Louisa Piper, European Junior Field Champion, explains why she has such a love for field archery and why everyone should give it a go this year!
I’ve been shooting field for around three years, after being persuaded to try it by Joe Fairburn when we shared a hail-sodden target at the Bucks or Bounty shoot back in May 2016.
Up until then my reasons for not trying field might be like quite a few reading this article; not really thought about it, had thought about it but 1) worried about losing arrows 2) don’t know how/where to start.
None of these should be reasons not to try field!
Firstly, field archery is about as much fun as you can have with a bow! Some archers specialise in field archery, many others only do target but some do both as they find it helps them to read field and weather conditions and to become more resilient all-round competitors.
I do it because I love the fact that every 24 targets on each of the two days are completely different (faces/angles/distances, (marked and unmarked)/etc) and that you get to walk around, often challenging, but always beautiful terrain.

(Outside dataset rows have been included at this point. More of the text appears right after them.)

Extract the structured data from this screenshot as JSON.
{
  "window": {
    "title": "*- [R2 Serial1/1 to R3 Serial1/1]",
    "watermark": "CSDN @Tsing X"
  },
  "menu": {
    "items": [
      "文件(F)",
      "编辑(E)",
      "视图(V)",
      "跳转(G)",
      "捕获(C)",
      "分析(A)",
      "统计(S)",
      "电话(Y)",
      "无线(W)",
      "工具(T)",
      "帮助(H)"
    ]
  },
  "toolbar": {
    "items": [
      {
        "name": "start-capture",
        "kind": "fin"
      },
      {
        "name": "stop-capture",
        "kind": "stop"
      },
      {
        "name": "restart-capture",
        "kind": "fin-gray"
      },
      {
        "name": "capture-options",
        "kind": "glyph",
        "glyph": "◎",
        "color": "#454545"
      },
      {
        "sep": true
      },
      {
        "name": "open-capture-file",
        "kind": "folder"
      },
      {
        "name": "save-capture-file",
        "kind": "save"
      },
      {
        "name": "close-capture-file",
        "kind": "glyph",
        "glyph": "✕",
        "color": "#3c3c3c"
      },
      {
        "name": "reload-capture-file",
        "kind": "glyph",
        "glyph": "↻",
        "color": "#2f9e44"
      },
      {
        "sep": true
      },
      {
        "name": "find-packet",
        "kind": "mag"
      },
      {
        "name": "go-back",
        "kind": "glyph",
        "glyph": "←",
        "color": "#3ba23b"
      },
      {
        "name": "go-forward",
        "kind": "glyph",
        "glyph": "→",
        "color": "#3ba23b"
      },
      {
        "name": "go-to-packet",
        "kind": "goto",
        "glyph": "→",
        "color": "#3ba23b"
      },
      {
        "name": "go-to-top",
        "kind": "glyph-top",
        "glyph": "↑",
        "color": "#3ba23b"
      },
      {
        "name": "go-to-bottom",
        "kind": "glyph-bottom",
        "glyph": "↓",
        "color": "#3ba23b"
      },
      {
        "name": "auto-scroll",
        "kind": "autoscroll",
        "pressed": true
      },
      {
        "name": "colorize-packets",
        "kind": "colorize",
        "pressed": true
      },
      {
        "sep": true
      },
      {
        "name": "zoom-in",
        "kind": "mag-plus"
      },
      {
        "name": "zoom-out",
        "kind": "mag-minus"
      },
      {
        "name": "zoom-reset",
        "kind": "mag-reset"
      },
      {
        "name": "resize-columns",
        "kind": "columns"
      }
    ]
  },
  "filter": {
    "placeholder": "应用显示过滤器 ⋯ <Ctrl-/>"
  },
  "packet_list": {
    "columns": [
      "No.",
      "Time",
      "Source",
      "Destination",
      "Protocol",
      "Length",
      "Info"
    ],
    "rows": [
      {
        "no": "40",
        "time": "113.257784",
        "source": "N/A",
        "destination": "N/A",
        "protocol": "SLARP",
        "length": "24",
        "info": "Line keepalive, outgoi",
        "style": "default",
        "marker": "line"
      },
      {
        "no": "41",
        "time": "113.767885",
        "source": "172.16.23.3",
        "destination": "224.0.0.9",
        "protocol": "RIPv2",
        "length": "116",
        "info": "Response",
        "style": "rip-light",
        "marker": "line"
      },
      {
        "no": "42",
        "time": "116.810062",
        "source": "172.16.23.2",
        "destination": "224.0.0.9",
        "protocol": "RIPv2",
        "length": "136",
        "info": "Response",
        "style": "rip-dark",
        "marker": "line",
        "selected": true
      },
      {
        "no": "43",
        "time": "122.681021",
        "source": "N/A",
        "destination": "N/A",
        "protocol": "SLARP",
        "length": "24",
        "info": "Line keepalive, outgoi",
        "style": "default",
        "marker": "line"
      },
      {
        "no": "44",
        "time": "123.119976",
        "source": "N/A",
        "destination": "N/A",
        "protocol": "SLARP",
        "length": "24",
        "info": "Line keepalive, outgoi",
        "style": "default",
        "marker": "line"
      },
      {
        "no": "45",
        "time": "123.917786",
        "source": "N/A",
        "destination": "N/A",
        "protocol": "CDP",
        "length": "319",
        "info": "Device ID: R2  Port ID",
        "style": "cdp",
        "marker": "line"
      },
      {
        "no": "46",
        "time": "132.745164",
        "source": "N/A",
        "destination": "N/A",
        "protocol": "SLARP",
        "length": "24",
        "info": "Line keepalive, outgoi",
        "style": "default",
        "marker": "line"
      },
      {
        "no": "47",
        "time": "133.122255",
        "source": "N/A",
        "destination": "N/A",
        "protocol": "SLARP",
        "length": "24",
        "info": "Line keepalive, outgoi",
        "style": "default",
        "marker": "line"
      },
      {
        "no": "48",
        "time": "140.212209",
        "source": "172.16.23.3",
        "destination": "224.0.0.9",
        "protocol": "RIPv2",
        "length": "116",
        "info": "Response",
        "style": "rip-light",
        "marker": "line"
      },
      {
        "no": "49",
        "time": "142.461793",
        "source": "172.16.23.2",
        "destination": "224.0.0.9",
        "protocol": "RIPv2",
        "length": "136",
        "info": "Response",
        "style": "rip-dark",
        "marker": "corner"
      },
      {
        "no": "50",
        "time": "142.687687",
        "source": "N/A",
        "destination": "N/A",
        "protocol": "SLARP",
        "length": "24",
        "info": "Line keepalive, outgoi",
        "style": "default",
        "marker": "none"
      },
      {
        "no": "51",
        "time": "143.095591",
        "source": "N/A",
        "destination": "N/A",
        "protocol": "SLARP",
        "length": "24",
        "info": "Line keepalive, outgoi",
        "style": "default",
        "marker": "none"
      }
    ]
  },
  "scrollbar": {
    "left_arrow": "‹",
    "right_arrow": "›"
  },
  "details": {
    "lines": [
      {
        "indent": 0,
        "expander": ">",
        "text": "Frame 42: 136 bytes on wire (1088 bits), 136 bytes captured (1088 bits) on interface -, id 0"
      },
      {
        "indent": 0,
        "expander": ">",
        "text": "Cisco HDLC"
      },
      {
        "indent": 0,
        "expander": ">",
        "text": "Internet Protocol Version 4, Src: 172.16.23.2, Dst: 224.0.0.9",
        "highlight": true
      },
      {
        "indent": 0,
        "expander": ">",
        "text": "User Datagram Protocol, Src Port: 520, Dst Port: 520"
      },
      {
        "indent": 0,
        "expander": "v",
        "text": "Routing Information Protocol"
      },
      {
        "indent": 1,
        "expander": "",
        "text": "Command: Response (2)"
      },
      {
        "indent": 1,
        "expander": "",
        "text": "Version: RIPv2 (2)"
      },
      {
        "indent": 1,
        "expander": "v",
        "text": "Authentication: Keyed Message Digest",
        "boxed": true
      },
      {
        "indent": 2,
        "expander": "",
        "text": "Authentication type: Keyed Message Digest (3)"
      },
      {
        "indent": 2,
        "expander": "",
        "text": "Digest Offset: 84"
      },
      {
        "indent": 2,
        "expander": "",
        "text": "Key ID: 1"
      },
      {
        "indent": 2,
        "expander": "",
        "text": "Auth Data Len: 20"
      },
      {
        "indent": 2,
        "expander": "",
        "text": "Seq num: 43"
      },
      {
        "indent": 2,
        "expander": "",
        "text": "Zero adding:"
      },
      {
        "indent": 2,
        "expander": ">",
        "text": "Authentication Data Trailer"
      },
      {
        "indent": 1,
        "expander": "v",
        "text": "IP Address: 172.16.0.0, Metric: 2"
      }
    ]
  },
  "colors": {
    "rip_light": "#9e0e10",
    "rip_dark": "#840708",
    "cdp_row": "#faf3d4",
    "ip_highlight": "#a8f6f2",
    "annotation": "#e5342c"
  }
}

I’ve shot off towers, across and into quarries, over water, from floating platforms, off rock faces and the thrill-seeker in me absolutely loves this variety.
If you have already mastered the basics of archery then you should be able to tackle a field course without losing arrows. I was always told that most people lose arrows in field because they raid their club’s beginner sets and shoot these rather than their own arrows, with mismatched arrows they are more likely to miss which then “proves them right”?
You might lose the odd arrow, but your target companions are always watching and successfully hunting for arrows is part of the fun. I’ve damaged more arrows through target than I’ve lost shooting field (including at international shoots).
There is also no formal requirement for you to shoot your distance, so you could ask a TO to shoot from a closer peg to start – you just won’t be able to claim any awards etc, but often that’s not the point anyhow.
One of the tricky things with field is that it’s hard to practice outside of competing, but don’t let that put you off either. There are field clubs around the country and, with basic instruction in gauging and with a full set of field sight marks, you can learn as you go – which is what I did.
In field you will usually be put in a group of four archers for your two-day shoot; field archers are the nicest, most generous people and happy to share tips between targets. In the run-up to the European Field Championships, I was in a group with a two-time Olympian and highly experienced field archer, an international judge (and GBR field archer), and GBR field archer Daisy Clark, which was very handy as she ended up being my amazing Gold Medal match coach in Slovenia!
At Fort Purbrook, in 55mph winds, I was with GBR Field Team World Champion Tracey Hill and, respecting that they were there to compete rather than coach, they all helped with tips and pointers across the two days (although unfortunately not with the unmarked distances!).
The other way is to “buddy” with an experienced field archer who can help you navigate the world of field, for me that’s Joe and Colin Fairburn and I can’t thank them enough for all their help.
I’m no field expert, I still have so much to learn, but there are plenty of experts out there willing to share their love of the sport. Here’s a link to two very helpful guides Nell and I used to get started: https://www.gbnifield.co.uk/about-us
Make 2020 the year you give Field Archery a go – you won’t regret it!
Find a tournament here: https://www.archerygb.org/shoot-compete/compete/find-a-tournament/